  • Those employed with government and their dependents have the facility wherein medical expenses incurred are reimbursed. It cannot be denied that this facility is of great help for government servants and their dependents. On many occasions, this facility is entangled in the red tape. This facility must be made less cumbersome in living up to the financial needs of those who are entitled beneficiaries of this truly humanitarian facility, in times of great financial stress caused by medical needs.
  • As things exist, private healthcare facilities, especially those in the corporate sector indulge in runaway ‘exhortation’ by fleecing the unfortunate sick who have no option but to cough up money to pay the long bill that props out of billing machines in private hospitals. If there is one segment of healthcare the government needs to shackle is the inhuman fleecing of patients in the name of billing indulged in by private hospital managements. The government must also attempt to do away with the practice among private hospitals to demand money as ‘advance’ when patients are admitted to hospitals. This practice is inhumanly followed even in emergencies like road traffic accidents. No person who meets with an accident is expected to land up in hospitals with bloated wallets!

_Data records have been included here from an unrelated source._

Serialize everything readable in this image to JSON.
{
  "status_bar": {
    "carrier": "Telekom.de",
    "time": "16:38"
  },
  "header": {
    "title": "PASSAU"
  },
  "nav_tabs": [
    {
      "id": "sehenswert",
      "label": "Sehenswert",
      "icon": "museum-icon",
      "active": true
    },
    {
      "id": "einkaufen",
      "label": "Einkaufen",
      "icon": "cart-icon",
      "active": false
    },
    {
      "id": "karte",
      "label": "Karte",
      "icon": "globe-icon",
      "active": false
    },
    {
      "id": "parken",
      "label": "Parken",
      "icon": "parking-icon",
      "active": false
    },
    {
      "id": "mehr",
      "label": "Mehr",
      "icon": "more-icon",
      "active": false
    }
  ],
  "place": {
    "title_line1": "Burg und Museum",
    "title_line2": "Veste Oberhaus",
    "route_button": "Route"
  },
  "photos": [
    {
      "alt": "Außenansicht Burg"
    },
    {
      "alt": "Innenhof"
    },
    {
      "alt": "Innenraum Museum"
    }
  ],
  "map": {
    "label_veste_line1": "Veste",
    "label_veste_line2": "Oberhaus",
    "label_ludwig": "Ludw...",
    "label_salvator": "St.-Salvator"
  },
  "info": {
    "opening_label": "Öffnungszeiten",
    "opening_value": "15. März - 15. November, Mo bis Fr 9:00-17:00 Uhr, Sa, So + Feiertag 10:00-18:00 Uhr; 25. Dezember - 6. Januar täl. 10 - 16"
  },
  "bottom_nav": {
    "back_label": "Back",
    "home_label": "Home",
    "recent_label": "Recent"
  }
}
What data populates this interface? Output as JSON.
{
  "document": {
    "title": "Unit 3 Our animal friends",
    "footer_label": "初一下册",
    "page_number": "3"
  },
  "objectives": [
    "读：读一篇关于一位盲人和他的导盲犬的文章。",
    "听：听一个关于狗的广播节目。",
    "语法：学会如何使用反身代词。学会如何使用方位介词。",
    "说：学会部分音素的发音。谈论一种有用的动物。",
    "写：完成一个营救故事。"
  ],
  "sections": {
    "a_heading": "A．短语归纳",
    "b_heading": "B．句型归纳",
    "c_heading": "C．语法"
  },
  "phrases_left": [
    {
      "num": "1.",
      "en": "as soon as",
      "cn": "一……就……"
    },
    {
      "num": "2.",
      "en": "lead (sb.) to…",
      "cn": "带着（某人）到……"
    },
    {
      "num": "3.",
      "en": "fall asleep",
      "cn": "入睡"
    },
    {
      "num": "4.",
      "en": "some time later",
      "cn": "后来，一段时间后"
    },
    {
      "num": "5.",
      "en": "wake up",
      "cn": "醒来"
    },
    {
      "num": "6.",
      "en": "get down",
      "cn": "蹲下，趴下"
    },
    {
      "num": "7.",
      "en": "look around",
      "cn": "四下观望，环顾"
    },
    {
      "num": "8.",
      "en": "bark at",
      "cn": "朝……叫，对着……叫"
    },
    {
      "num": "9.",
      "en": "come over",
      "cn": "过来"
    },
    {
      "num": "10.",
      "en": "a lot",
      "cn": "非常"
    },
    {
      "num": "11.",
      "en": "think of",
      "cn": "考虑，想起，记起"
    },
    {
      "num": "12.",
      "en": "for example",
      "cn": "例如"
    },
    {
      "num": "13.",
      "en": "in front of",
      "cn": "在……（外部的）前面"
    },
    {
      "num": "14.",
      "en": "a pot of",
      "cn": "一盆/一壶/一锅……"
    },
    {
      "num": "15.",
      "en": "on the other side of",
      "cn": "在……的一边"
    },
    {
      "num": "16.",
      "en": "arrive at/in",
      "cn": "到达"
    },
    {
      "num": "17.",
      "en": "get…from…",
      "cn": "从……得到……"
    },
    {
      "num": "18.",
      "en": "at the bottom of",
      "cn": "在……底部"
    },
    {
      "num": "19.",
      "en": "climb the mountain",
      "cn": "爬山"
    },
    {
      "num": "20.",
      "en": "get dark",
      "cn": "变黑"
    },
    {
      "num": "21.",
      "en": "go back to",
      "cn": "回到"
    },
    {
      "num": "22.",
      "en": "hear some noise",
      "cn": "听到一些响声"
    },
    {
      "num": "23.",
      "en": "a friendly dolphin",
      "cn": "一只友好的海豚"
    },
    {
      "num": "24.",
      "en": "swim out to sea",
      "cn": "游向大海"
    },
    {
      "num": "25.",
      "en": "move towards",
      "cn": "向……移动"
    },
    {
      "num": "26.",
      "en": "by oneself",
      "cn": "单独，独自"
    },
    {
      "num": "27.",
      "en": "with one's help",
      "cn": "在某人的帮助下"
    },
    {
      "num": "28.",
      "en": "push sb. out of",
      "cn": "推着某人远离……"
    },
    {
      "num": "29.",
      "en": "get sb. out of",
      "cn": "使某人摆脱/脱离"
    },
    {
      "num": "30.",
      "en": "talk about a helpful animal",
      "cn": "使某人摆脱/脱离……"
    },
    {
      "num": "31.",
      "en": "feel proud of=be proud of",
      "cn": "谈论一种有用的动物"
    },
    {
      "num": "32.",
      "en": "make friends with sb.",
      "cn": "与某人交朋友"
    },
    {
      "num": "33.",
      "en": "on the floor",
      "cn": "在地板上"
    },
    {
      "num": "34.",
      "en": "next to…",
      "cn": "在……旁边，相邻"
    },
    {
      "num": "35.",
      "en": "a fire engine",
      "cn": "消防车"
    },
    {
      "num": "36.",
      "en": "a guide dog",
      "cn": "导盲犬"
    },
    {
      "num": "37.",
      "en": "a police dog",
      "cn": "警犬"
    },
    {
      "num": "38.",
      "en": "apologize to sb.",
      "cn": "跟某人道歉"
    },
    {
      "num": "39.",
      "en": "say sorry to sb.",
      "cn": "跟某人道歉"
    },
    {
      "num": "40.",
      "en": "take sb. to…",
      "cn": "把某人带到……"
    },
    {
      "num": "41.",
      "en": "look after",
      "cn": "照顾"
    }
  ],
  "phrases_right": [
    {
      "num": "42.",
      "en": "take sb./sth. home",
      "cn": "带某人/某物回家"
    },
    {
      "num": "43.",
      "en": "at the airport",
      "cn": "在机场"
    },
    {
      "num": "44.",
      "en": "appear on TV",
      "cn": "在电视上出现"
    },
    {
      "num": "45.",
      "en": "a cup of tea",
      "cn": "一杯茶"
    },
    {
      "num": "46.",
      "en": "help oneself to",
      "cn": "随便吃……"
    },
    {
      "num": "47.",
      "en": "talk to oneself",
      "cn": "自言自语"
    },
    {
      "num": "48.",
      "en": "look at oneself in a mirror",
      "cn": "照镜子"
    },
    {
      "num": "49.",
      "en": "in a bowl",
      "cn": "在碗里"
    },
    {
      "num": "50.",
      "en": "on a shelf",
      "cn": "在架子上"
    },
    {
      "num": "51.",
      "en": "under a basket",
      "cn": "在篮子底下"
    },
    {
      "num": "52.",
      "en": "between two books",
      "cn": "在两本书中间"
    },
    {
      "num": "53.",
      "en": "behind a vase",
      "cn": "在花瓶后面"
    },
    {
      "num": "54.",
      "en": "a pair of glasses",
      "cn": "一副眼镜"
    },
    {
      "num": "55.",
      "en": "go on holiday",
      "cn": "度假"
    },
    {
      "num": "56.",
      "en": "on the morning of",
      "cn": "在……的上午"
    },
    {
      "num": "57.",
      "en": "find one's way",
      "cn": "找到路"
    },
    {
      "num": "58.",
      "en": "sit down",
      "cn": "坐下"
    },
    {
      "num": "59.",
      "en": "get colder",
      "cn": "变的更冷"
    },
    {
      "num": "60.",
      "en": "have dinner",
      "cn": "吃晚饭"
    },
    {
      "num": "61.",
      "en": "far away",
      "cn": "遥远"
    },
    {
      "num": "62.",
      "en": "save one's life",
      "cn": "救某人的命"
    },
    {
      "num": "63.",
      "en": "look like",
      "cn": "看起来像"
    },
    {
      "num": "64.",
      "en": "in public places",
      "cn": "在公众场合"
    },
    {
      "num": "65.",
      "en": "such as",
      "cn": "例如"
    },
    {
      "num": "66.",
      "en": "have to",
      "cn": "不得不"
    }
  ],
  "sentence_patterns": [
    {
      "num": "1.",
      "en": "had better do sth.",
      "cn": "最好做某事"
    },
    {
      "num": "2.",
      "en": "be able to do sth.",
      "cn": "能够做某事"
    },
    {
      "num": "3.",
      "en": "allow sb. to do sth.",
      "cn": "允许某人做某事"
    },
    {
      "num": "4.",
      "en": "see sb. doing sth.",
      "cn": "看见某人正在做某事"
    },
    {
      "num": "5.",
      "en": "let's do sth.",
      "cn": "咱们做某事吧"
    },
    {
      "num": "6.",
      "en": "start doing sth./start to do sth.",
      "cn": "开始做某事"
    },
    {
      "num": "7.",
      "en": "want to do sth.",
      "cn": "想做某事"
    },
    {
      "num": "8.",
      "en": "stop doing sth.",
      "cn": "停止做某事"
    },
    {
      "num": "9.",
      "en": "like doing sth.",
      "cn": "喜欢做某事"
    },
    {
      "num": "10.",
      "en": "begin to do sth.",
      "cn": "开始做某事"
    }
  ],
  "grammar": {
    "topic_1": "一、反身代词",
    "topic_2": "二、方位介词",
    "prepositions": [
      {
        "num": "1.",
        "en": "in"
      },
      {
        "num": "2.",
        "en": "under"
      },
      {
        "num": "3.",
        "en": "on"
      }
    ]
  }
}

  • Doctors and hospitals must be more forthcoming to oblige to patients’ or their families’ requests for transfer to cheaper healthcare facilities of their choice, if that will help reduce treatment costs.
  • Government schemes like the ambitious Ayushman Bharat Yogana free Health Insurance Scheme, the brainchild of the incumbent Prime Minister Narendra Modi will go a long way to address the financial aspects associated with healthcare needs of the nation’s citizens, especially those who are financially hard-pressed. More such schemes are truly welcome
  • Charity by well-meaning individuals, organizations and clubs must also be encouraged, but with stringent regulation and screening of the needy. Group funding will also go long way to mitigate the financial hardship caused by costly medical needs. Requests through media, both the print and visual are sometimes resorted to by people who have their back to the wall, having lost their worldly possessions in the process of paying up hospital bills. But, such efforts are sometimes resorted to by unscrupulous elements as means to cheat people to make easy money! Such self-defeating attempts must face the long arm of the law.